I get a lot (okay, not a lot, but let's pretend half a dozen is a lot) of emails from people who find my blog who are newly diagnosed that ask me lots of questions. How do I keep my BP down? What diet do I adhere to? What alternative methods are available? How do you manage pain?
Biggest one of all--HOW DO I STOP THIS DISEASE FROM PROGRESSING?
I don't really have any answers, especially not to the big one. But 4 years into this, I've learned some things. And I've given up some things. And so this is how I live with PKD:
I eat like a normal person. Over the years, I've tried lots of different diets. I even went vegetarian for a year, and the result was increased creatnine levels, 10lb weight loss (which sounds good, but can be really bad. In my case, it was bad), and a constant feeling of hunger and general crappiness. I was happy and relieved when Dr. Steinman's dietitian told me that eating a cup of broccoli with my hamburger was probably more beneficial than leaving out that hamburger altogether.
So now I just eat mostly normal food. I work hard not to eat food out of the box, to prepare stuff fresh. I don't always succeed, and I don't beat myself up about it the nights my family eats Kraft Mac'n'cheese. I don't eat ham, bacon, beef jerky or sausage (well, okay, sometimes I eat sausage, but only if my husband grills it) because of the high sodium content. I almost never eat canned food, and if I do buy it, I always (or I try to always) buy low sodium varieties. Since changing to this diet, I've gained back my 10lbs (which is a good thing), my creatnine has stabilized, and, most importantly, I feel a thousand times better. So, that's what I'm going with until somebody tells me something different.
I manage my pain with exercise. And not only some exercise--really regular exercise.

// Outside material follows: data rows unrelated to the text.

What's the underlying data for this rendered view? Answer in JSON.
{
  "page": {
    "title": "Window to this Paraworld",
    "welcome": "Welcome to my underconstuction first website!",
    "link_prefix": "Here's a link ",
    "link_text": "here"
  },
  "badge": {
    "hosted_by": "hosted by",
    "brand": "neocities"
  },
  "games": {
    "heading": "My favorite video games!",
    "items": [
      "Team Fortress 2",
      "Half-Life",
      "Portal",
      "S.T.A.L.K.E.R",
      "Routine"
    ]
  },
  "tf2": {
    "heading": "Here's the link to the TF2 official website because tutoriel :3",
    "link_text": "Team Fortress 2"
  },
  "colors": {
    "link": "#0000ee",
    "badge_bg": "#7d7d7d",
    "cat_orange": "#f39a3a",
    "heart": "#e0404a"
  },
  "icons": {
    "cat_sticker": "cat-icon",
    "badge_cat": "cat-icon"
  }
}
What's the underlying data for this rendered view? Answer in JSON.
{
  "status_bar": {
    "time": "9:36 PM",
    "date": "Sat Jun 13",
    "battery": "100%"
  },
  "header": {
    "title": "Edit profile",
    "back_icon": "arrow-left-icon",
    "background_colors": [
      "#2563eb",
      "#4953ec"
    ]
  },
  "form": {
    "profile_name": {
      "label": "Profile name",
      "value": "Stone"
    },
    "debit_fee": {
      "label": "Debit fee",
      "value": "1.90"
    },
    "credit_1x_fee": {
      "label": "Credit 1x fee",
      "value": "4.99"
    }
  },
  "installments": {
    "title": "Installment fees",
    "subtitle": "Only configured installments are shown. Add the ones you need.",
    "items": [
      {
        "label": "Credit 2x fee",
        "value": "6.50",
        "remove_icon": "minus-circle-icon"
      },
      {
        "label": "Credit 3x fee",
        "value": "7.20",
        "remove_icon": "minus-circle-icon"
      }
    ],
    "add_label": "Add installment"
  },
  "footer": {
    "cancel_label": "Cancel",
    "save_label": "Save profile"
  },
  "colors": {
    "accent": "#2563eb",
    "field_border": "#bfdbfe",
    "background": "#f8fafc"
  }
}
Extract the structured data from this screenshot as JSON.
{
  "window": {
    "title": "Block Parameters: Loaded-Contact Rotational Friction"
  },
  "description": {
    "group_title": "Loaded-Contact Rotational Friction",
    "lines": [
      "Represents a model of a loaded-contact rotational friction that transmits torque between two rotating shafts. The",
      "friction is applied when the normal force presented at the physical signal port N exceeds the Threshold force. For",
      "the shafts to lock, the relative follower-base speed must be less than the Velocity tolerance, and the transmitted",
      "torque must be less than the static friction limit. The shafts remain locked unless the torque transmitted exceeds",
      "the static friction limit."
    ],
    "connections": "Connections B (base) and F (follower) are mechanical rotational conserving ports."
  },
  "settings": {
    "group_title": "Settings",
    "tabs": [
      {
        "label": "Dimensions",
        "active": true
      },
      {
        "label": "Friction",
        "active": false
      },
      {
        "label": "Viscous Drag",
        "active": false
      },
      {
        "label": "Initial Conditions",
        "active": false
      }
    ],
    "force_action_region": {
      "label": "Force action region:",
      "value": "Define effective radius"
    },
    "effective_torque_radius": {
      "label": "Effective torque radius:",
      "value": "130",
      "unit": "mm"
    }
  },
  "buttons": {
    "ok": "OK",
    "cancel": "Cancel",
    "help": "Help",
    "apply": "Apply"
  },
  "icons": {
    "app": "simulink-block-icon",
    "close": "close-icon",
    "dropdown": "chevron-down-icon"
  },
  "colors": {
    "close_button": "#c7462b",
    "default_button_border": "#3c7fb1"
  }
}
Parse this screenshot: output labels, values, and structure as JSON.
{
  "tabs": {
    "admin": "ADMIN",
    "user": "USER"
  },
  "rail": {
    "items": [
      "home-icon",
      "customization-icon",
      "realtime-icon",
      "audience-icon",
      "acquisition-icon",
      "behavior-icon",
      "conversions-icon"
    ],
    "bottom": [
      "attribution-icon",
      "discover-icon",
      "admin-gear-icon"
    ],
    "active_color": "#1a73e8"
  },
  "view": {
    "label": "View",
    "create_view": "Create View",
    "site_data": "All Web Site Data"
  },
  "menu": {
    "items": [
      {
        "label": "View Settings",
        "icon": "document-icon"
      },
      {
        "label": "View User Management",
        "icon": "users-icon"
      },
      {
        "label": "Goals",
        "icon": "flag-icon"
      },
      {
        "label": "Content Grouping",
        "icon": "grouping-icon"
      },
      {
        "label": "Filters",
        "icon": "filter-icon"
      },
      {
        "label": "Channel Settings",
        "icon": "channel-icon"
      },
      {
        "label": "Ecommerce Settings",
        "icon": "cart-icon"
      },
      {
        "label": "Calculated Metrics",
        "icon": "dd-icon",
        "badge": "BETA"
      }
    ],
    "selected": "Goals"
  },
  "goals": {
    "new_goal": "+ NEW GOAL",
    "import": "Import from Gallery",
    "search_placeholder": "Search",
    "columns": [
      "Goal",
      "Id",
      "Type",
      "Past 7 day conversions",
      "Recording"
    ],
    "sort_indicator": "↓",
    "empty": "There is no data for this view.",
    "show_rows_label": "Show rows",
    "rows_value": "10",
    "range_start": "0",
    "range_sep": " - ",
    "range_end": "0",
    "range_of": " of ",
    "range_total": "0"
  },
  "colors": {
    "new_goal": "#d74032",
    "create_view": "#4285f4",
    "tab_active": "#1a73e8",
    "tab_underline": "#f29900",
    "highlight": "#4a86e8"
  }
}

I need to work out at least 3 times a week to keep my flank pain away, but when I do manage that, it's like magic. No pain. I know that I haven't been moving enough when I feel pain again. It's not an exact correlation; last night my kidneys were really bothering me, and I ran a 5k on Saturday and another 3 miles on the trail on Monday, so sometimes pain just comes, no matter what. But flank pain used to be my constant companion. Since I've stepped up my activity, that's not the case. And that's been really nice.
I keep my BP down with meds. I'd like to say the exercise helps, and maybe it does, but I wouldn't trust exercise alone to keep me healthy. That's the bummer part of it all, but I'm grateful for meds that keep me stable.
I don't know how to stop this disease from progressing, but I do know that thinking about it can make a person crazy with fear and anxiety. I've worked through that part of the equation with some anti-depressants. I've never been on them before, and I was hesitant to add another medication to the mix. After all, can't I just depend on the endorphin rush from running to keep me sane?
Apparently not. The night my husband found me, at 3am, curled up in the bathtub sobbing was the night I decided that I couldn't live like this.
I'm grateful for those kinds of meds, too. With them, I'm able to approach life with a lot less anxiety and anger, and my family has benefited from having a wife and mother who is physically AND mentally stable. I have been told, as a rough estimate, that probably about 50% of people with PKD are being treated for mild-moderate depression. So either PKD is kind of a big thing to manage emotionally, or genetically, we're all seriously whacked. Either way, I love my Lexapro.
So that's the gospel according to me. Everybody is different, and I don't expect everybody to live like me. Coming up on the 4th anniversary of my diagnosis, this is how I am living with PKD.